Bath & North East Somerset Council is supporting Alcohol Concern’s Alcohol Awareness Week by encouraging people to reduce the amount of alcohol they drink each week.
It comes as a survey by Public Health England found that men in Bath and North East Somerset (B&NES) are drinking substantially more than the Chief Medical Officer’s recommended guidelines of no more than 14 units per week.
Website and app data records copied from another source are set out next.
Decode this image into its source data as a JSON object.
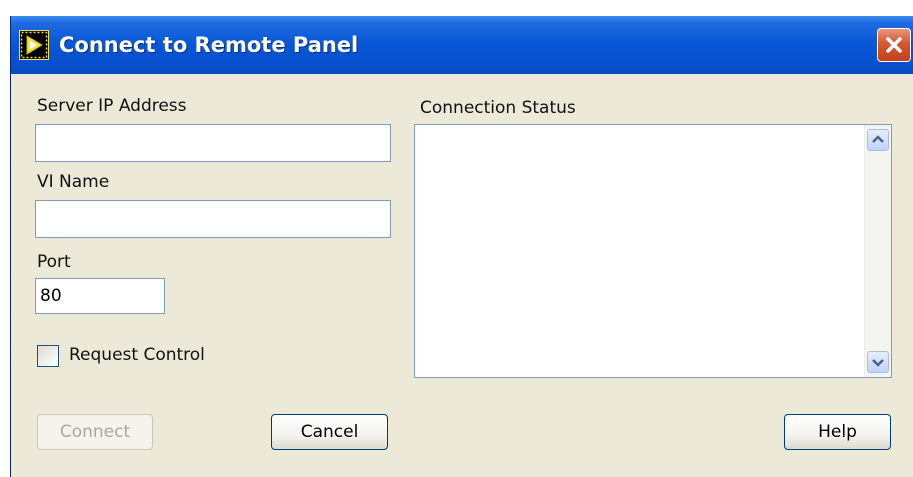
{
  "window": {
    "title": "Connect to Remote Panel",
    "icon": "labview-run-icon",
    "close_icon": "close-icon"
  },
  "form": {
    "server_ip_label": "Server IP Address",
    "server_ip_value": "",
    "vi_name_label": "VI Name",
    "vi_name_value": "",
    "port_label": "Port",
    "port_value": "80",
    "request_control_label": "Request Control",
    "request_control_checked": false
  },
  "status": {
    "label": "Connection Status",
    "text": ""
  },
  "buttons": {
    "connect": "Connect",
    "connect_enabled": false,
    "cancel": "Cancel",
    "help": "Help"
  },
  "colors": {
    "titlebar": "#0A58D8",
    "dialog_bg": "#ECE9D8",
    "close": "#D45733"
  }
}
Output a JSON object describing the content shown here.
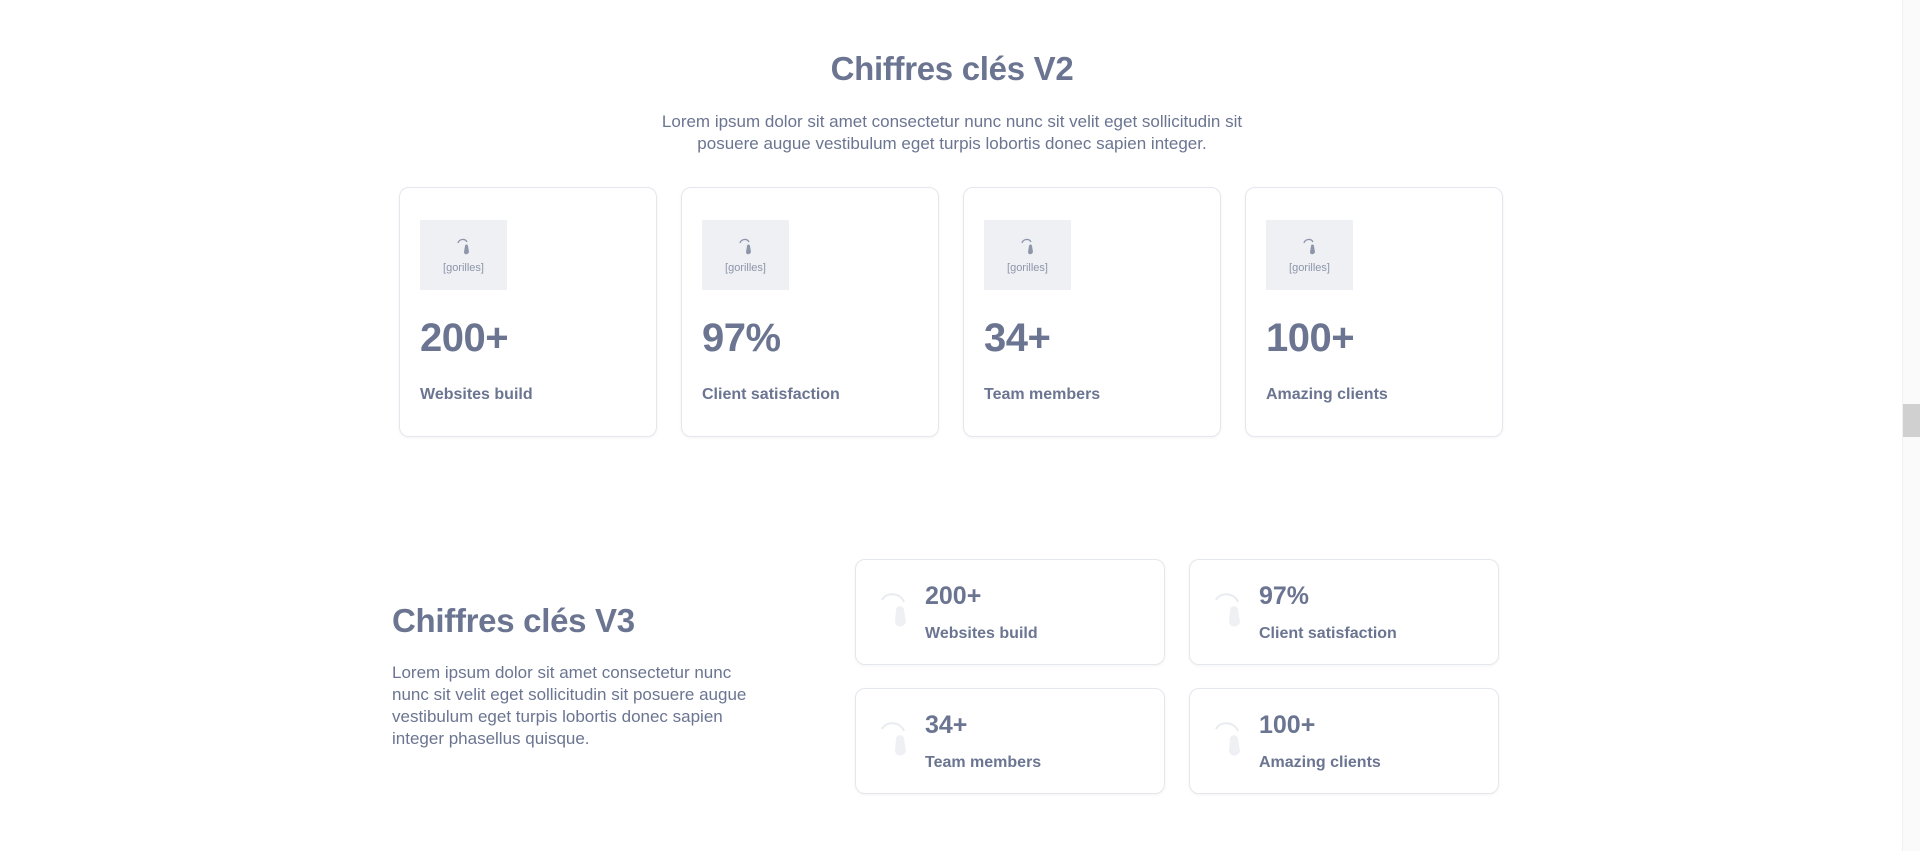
{
  "v2": {
    "title": "Chiffres clés V2",
    "description": "Lorem ipsum dolor sit amet consectetur nunc nunc sit velit eget sollicitudin sit posuere augue vestibulum eget turpis lobortis donec sapien integer.",
    "logo_text": "[gorilles]",
    "cards": [
      {
        "value": "200+",
        "label": "Websites build"
      },
      {
        "value": "97%",
        "label": "Client satisfaction"
      },
      {
        "value": "34+",
        "label": "Team members"
      },
      {
        "value": "100+",
        "label": "Amazing clients"
      }
    ]
  },
  "v3": {
    "title": "Chiffres clés V3",
    "description": "Lorem ipsum dolor sit amet consectetur nunc nunc sit velit eget sollicitudin sit posuere augue vestibulum eget turpis lobortis donec sapien integer phasellus quisque.",
    "cards": [
      {
        "value": "200+",
        "label": "Websites build"
      },
      {
        "value": "97%",
        "label": "Client satisfaction"
      },
      {
        "value": "34+",
        "label": "Team members"
      },
      {
        "value": "100+",
        "label": "Amazing clients"
      }
    ]
  },
  "icons": {
    "logo": "gorilla-logo-icon"
  },
  "colors": {
    "text": "#6b7591",
    "border": "#e4e7ec",
    "logo_bg": "#eef0f4"
  }
}
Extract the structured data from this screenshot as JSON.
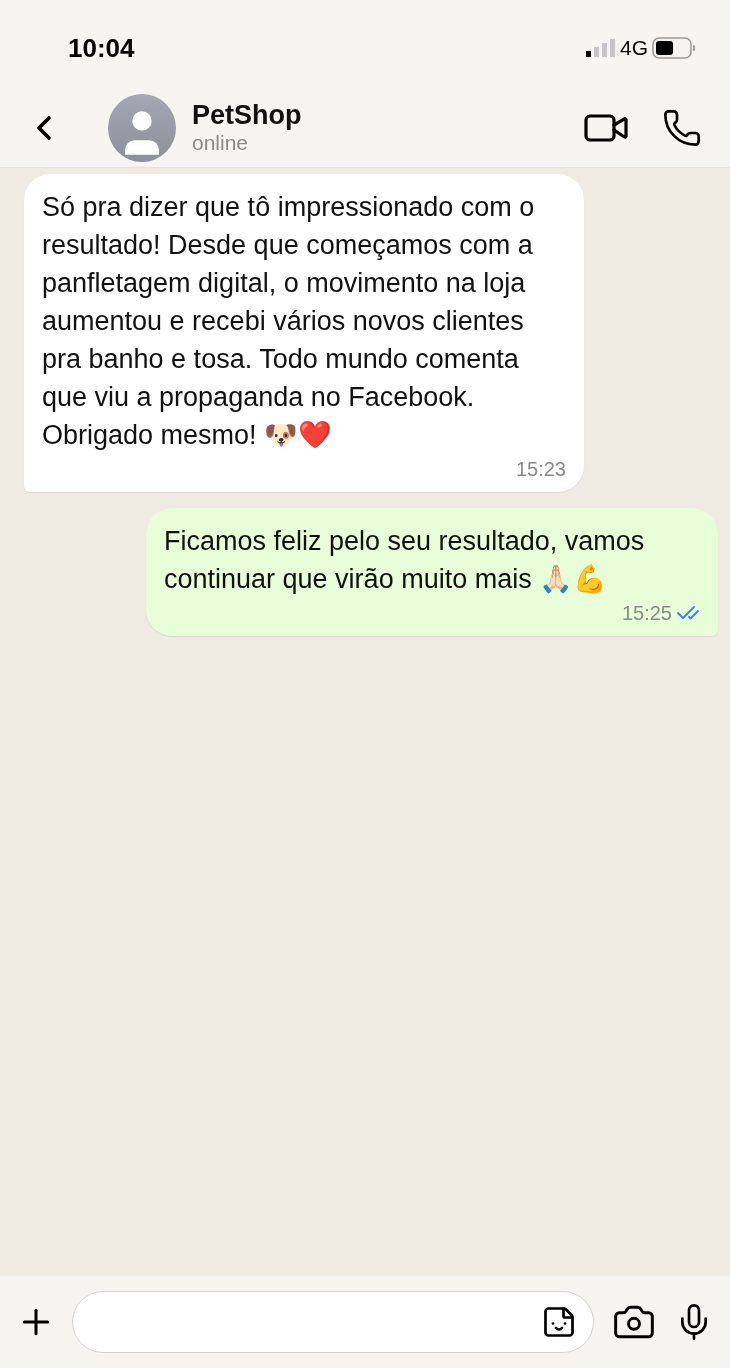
{
  "status_bar": {
    "time": "10:04",
    "network": "4G"
  },
  "header": {
    "name": "PetShop",
    "status": "online"
  },
  "messages": [
    {
      "kind": "incoming",
      "text": "Só pra dizer que tô impressionado com o resultado! Desde que começamos com a panfletagem digital, o movimento na loja aumentou e recebi vários novos clientes pra banho e tosa. Todo mundo comenta que viu a propaganda no Facebook. Obrigado mesmo! 🐶❤️",
      "time": "15:23"
    },
    {
      "kind": "outgoing",
      "text": "Ficamos feliz pelo seu resultado, vamos continuar que virão muito mais 🙏🏻💪",
      "time": "15:25",
      "read": true
    }
  ]
}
New research shows the average number of units of alcohol consumed a week by men in B&NES is 20.9 units.
The research also found that significantly fewer people in B&NES abstain from drinking and there are more increasing or high risk drinkers in B&NES compared to national levels. 28% of B&NES respondents self-reported as increasing or high risk drinkers, compared to the survey average of 25%.
In support of Alcohol Concern’s Alcohol Awareness Week 2016, which runs from 14th to 20th November 2016, Dr Bruce Laurence, Director of Public Health for Bath & North East Somerset Council, said: “We are supporting Alcohol Concern’s Alcohol Awareness Week to highlight just how dangerous drinking too much can be. We want people to enjoy having a drink but to think about the impact on their health.
“Most people are aware that drinking excessively is bad for your health but few people are aware of the link between alcohol and cancer. The more you drink the greater the risk of developing mouth, throat, voice box and oesophagus cancer. Consistent heavy drinking will significantly increase your risk of developing colorectal and liver cancer too.”
The Chief Medical Officer’s new guidance on low risk drinking has lowered the recommended weekly limit for men to 14 units, the same as women, because up to date research shows that at this level the risks to health are the same for men, as for women.
In B&NES there are more alcohol related hospital admissions amongst men and more men in treatment for alcohol misuse than women. Reducing the average weekly consumption of alcohol amongst men could lower their chances of injuries or accidents and longer term reduce their chances of developing high blood pressure, diabetes, liver disease and cancer.
Councillor Vic Pritchard (Conservative, Chew Valley South), Cabinet Member for Adult Social Care and Health, said: “We know that when people abstain from drinking, even for short periods of time, their health improves, they feel better, they may lose weight, sleep better and save money, so there are many benefits. We hope that by raising awareness of alcohol-related health problems people will be encouraged to stay within the guidelines in the run up to the festive season and consider taking part in Dry January in the New Year.”